The answer must consist of every line in the records that contains the word "true".

-=-=-

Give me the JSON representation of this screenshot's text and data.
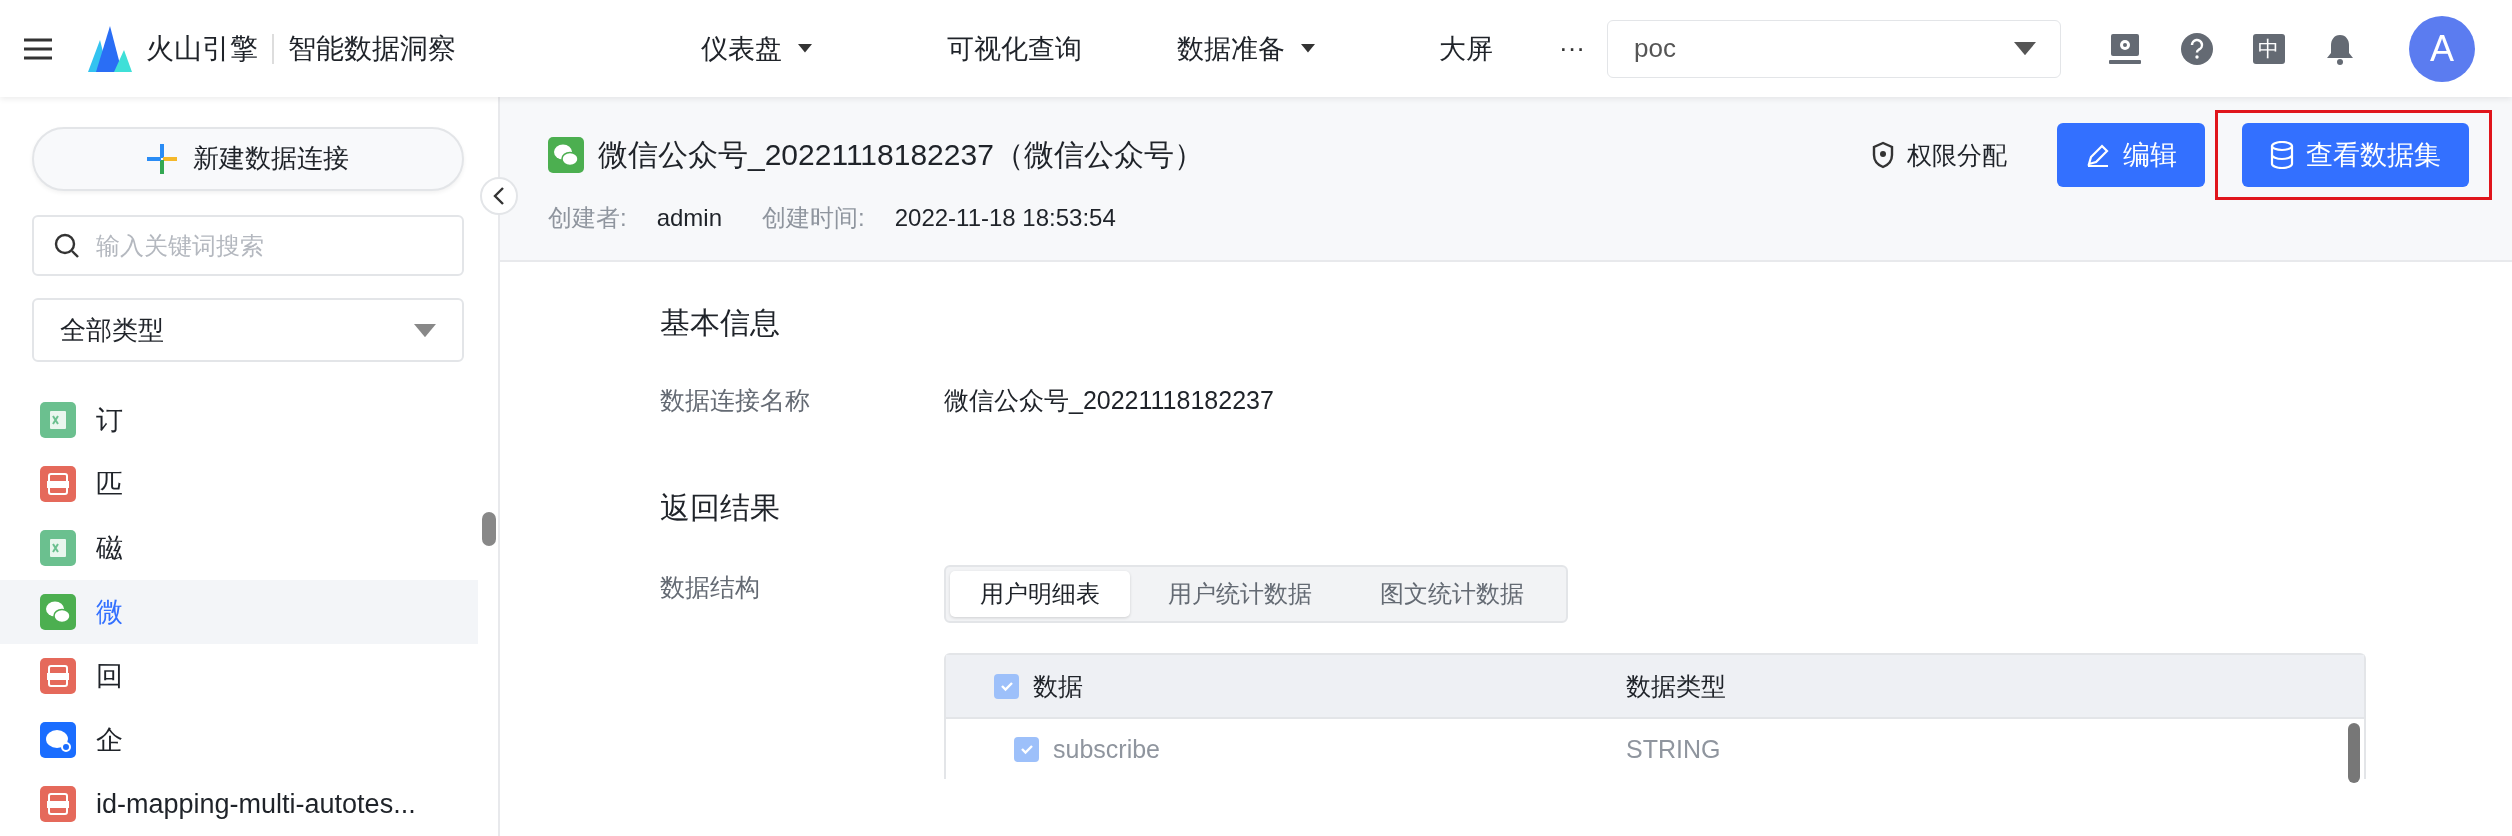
{
  "header": {
    "brand": "火山引擎",
    "product": "智能数据洞察",
    "nav": [
      {
        "label": "仪表盘",
        "dropdown": true
      },
      {
        "label": "可视化查询",
        "dropdown": false
      },
      {
        "label": "数据准备",
        "dropdown": true
      },
      {
        "label": "大屏",
        "dropdown": false
      }
    ],
    "more": "···",
    "project_select": {
      "value": "poc"
    },
    "language": "中",
    "avatar": "A"
  },
  "sidebar": {
    "new_button": "新建数据连接",
    "search": {
      "placeholder": "输入关键词搜索"
    },
    "type_select": {
      "value": "全部类型"
    },
    "items": [
      {
        "label": "订",
        "kind": "excel",
        "selected": false
      },
      {
        "label": "匹",
        "kind": "csv",
        "selected": false
      },
      {
        "label": "磁",
        "kind": "excel",
        "selected": false
      },
      {
        "label": "微",
        "kind": "wechat",
        "selected": true
      },
      {
        "label": "回",
        "kind": "csv",
        "selected": false
      },
      {
        "label": "企",
        "kind": "wecom",
        "selected": false
      },
      {
        "label": "id-mapping-multi-autotes...",
        "kind": "csv",
        "selected": false
      }
    ]
  },
  "detail": {
    "title": "微信公众号_20221118182237（微信公众号）",
    "permission": "权限分配",
    "edit": "编辑",
    "view_dataset": "查看数据集",
    "view_highlighted": true,
    "meta": [
      {
        "label": "创建者:",
        "value": "admin"
      },
      {
        "label": "创建时间:",
        "value": "2022-11-18 18:53:54"
      }
    ],
    "basic": {
      "heading": "基本信息",
      "fields": [
        {
          "label": "数据连接名称",
          "value": "微信公众号_20221118182237"
        }
      ]
    },
    "result": {
      "heading": "返回结果",
      "label": "数据结构",
      "tabs": [
        {
          "label": "用户明细表",
          "selected": true
        },
        {
          "label": "用户统计数据",
          "selected": false
        },
        {
          "label": "图文统计数据",
          "selected": false
        }
      ],
      "table": {
        "columns": [
          "数据",
          "数据类型"
        ],
        "all_checked": true,
        "rows": [
          {
            "name": "subscribe",
            "type": "STRING",
            "checked": true
          }
        ]
      }
    }
  }
}
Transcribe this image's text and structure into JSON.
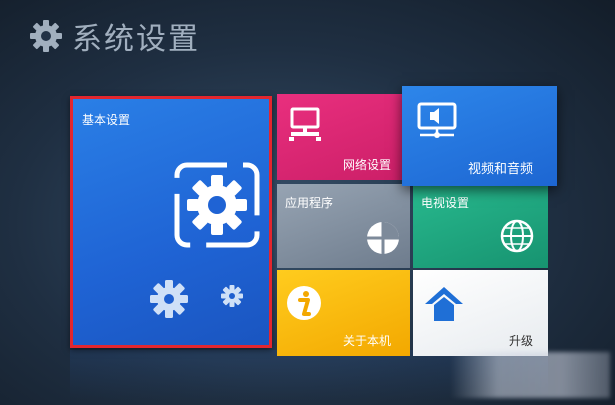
{
  "header": {
    "title": "系统设置",
    "icon": "gear-icon"
  },
  "tiles": {
    "basic": {
      "label": "基本设置",
      "color": "#1f63d4"
    },
    "network": {
      "label": "网络设置",
      "color": "#e92f7e"
    },
    "av": {
      "label": "视频和音频",
      "color": "#2d86ea"
    },
    "apps": {
      "label": "应用程序",
      "color": "#7d8a9a"
    },
    "tv": {
      "label": "电视设置",
      "color": "#28b98e"
    },
    "about": {
      "label": "关于本机",
      "color": "#ffcc1e"
    },
    "upgrade": {
      "label": "升级",
      "color": "#ffffff"
    }
  },
  "selection": {
    "selected_tile": "basic",
    "highlight_color": "#e3262e"
  }
}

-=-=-

> _WRITTEN RESPONSE_
        "dropdown": true
        "dropdown": true
        "selected": true
    "view_highlighted": true,
          "selected": true
        "all_checked": true,
            "checked": true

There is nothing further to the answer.